_Data for this exercise_.
= = = =

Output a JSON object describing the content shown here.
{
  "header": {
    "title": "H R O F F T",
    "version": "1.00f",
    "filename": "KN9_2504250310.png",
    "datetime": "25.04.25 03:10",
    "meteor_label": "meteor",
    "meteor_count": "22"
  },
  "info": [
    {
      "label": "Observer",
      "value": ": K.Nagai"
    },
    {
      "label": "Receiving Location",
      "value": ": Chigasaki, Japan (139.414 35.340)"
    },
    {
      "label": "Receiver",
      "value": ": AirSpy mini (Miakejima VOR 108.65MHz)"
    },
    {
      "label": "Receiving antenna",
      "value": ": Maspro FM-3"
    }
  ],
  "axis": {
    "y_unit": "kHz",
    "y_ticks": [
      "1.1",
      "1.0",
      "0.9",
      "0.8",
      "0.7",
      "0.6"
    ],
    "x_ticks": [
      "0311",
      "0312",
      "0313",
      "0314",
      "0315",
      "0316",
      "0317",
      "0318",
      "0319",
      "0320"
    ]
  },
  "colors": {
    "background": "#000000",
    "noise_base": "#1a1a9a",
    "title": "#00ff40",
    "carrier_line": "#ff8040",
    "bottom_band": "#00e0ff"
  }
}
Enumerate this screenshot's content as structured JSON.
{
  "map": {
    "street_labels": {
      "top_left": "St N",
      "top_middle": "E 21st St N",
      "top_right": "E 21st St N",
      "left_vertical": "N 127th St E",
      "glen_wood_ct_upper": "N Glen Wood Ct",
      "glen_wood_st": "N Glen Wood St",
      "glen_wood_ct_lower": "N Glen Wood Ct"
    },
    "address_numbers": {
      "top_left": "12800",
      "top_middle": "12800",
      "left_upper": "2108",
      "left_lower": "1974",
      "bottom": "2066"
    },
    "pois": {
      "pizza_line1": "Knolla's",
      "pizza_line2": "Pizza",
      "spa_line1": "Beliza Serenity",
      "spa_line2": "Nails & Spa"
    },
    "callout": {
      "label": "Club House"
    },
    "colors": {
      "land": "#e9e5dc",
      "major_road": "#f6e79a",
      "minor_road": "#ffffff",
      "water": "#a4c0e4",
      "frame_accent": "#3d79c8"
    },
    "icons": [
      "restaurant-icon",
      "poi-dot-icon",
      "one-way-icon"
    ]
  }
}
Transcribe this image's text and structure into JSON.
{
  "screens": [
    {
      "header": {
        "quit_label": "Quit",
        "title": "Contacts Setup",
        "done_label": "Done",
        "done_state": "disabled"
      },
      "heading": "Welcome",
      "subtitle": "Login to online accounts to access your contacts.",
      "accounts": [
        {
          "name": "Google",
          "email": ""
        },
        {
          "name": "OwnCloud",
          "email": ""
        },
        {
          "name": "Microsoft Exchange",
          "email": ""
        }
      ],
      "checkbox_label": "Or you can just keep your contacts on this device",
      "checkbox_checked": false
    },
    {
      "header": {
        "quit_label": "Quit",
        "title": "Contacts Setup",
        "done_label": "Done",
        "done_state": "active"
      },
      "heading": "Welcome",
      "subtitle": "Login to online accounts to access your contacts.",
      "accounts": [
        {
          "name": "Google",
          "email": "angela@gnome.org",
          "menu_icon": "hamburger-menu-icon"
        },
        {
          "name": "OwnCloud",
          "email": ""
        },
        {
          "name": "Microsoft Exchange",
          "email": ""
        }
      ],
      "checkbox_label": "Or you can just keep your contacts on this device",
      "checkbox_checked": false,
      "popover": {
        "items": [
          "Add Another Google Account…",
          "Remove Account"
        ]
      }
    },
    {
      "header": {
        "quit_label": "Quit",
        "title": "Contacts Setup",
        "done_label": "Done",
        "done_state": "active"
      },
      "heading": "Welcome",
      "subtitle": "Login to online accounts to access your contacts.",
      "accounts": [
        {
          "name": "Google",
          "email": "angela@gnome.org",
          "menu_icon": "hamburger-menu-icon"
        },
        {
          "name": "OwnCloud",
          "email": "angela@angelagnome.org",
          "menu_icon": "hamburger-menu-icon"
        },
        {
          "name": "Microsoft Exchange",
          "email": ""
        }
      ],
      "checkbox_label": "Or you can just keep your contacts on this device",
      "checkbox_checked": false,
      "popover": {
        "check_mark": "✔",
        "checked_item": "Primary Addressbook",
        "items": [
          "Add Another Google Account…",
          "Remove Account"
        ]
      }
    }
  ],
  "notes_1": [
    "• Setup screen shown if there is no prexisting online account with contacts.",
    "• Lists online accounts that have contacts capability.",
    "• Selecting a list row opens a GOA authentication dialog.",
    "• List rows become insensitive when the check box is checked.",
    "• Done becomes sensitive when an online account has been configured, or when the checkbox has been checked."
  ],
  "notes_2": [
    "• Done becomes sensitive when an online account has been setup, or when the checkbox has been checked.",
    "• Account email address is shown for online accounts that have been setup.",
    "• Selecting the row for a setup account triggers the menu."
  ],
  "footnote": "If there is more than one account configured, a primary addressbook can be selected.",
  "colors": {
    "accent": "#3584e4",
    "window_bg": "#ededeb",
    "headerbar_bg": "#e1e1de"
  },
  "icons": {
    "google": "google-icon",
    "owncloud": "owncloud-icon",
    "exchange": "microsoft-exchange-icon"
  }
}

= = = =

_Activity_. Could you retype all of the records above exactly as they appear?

_Reply to the task_.
Output a JSON object describing the content shown here.
{
  "header": {
    "title": "H R O F F T",
    "version": "1.00f",
    "filename": "KN9_2504250310.png",
    "datetime": "25.04.25 03:10",
    "meteor_label": "meteor",
    "meteor_count": "22"
  },
  "info": [
    {
      "label": "Observer",
      "value": ": K.Nagai"
    },
    {
      "label": "Receiving Location",
      "value": ": Chigasaki, Japan (139.414 35.340)"
    },
    {
      "label": "Receiver",
      "value": ": AirSpy mini (Miakejima VOR 108.65MHz)"
    },
    {
      "label": "Receiving antenna",
      "value": ": Maspro FM-3"
    }
  ],
  "axis": {
    "y_unit": "kHz",
    "y_ticks": [
      "1.1",
      "1.0",
      "0.9",
      "0.8",
      "0.7",
      "0.6"
    ],
    "x_ticks": [
      "0311",
      "0312",
      "0313",
      "0314",
      "0315",
      "0316",
      "0317",
      "0318",
      "0319",
      "0320"
    ]
  },
  "colors": {
    "background": "#000000",
    "noise_base": "#1a1a9a",
    "title": "#00ff40",
    "carrier_line": "#ff8040",
    "bottom_band": "#00e0ff"
  }
}
Enumerate this screenshot's content as structured JSON.
{
  "map": {
    "street_labels": {
      "top_left": "St N",
      "top_middle": "E 21st St N",
      "top_right": "E 21st St N",
      "left_vertical": "N 127th St E",
      "glen_wood_ct_upper": "N Glen Wood Ct",
      "glen_wood_st": "N Glen Wood St",
      "glen_wood_ct_lower": "N Glen Wood Ct"
    },
    "address_numbers": {
      "top_left": "12800",
      "top_middle": "12800",
      "left_upper": "2108",
      "left_lower": "1974",
      "bottom": "2066"
    },
    "pois": {
      "pizza_line1": "Knolla's",
      "pizza_line2": "Pizza",
      "spa_line1": "Beliza Serenity",
      "spa_line2": "Nails & Spa"
    },
    "callout": {
      "label": "Club House"
    },
    "colors": {
      "land": "#e9e5dc",
      "major_road": "#f6e79a",
      "minor_road": "#ffffff",
      "water": "#a4c0e4",
      "frame_accent": "#3d79c8"
    },
    "icons": [
      "restaurant-icon",
      "poi-dot-icon",
      "one-way-icon"
    ]
  }
}
Transcribe this image's text and structure into JSON.
{
  "screens": [
    {
      "header": {
        "quit_label": "Quit",
        "title": "Contacts Setup",
        "done_label": "Done",
        "done_state": "disabled"
      },
      "heading": "Welcome",
      "subtitle": "Login to online accounts to access your contacts.",
      "accounts": [
        {
          "name": "Google",
          "email": ""
        },
        {
          "name": "OwnCloud",
          "email": ""
        },
        {
          "name": "Microsoft Exchange",
          "email": ""
        }
      ],
      "checkbox_label": "Or you can just keep your contacts on this device",
      "checkbox_checked": false
    },
    {
      "header": {
        "quit_label": "Quit",
        "title": "Contacts Setup",
        "done_label": "Done",
        "done_state": "active"
      },
      "heading": "Welcome",
      "subtitle": "Login to online accounts to access your contacts.",
      "accounts": [
        {
          "name": "Google",
          "email": "angela@gnome.org",
          "menu_icon": "hamburger-menu-icon"
        },
        {
          "name": "OwnCloud",
          "email": ""
        },
        {
          "name": "Microsoft Exchange",
          "email": ""
        }
      ],
      "checkbox_label": "Or you can just keep your contacts on this device",
      "checkbox_checked": false,
      "popover": {
        "items": [
          "Add Another Google Account…",
          "Remove Account"
        ]
      }
    },
    {
      "header": {
        "quit_label": "Quit",
        "title": "Contacts Setup",
        "done_label": "Done",
        "done_state": "active"
      },
      "heading": "Welcome",
      "subtitle": "Login to online accounts to access your contacts.",
      "accounts": [
        {
          "name": "Google",
          "email": "angela@gnome.org",
          "menu_icon": "hamburger-menu-icon"
        },
        {
          "name": "OwnCloud",
          "email": "angela@angelagnome.org",
          "menu_icon": "hamburger-menu-icon"
        },
        {
          "name": "Microsoft Exchange",
          "email": ""
        }
      ],
      "checkbox_label": "Or you can just keep your contacts on this device",
      "checkbox_checked": false,
      "popover": {
        "check_mark": "✔",
        "checked_item": "Primary Addressbook",
        "items": [
          "Add Another Google Account…",
          "Remove Account"
        ]
      }
    }
  ],
  "notes_1": [
    "• Setup screen shown if there is no prexisting online account with contacts.",
    "• Lists online accounts that have contacts capability.",
    "• Selecting a list row opens a GOA authentication dialog.",
    "• List rows become insensitive when the check box is checked.",
    "• Done becomes sensitive when an online account has been configured, or when the checkbox has been checked."
  ],
  "notes_2": [
    "• Done becomes sensitive when an online account has been setup, or when the checkbox has been checked.",
    "• Account email address is shown for online accounts that have been setup.",
    "• Selecting the row for a setup account triggers the menu."
  ],
  "footnote": "If there is more than one account configured, a primary addressbook can be selected.",
  "colors": {
    "accent": "#3584e4",
    "window_bg": "#ededeb",
    "headerbar_bg": "#e1e1de"
  },
  "icons": {
    "google": "google-icon",
    "owncloud": "owncloud-icon",
    "exchange": "microsoft-exchange-icon"
  }
}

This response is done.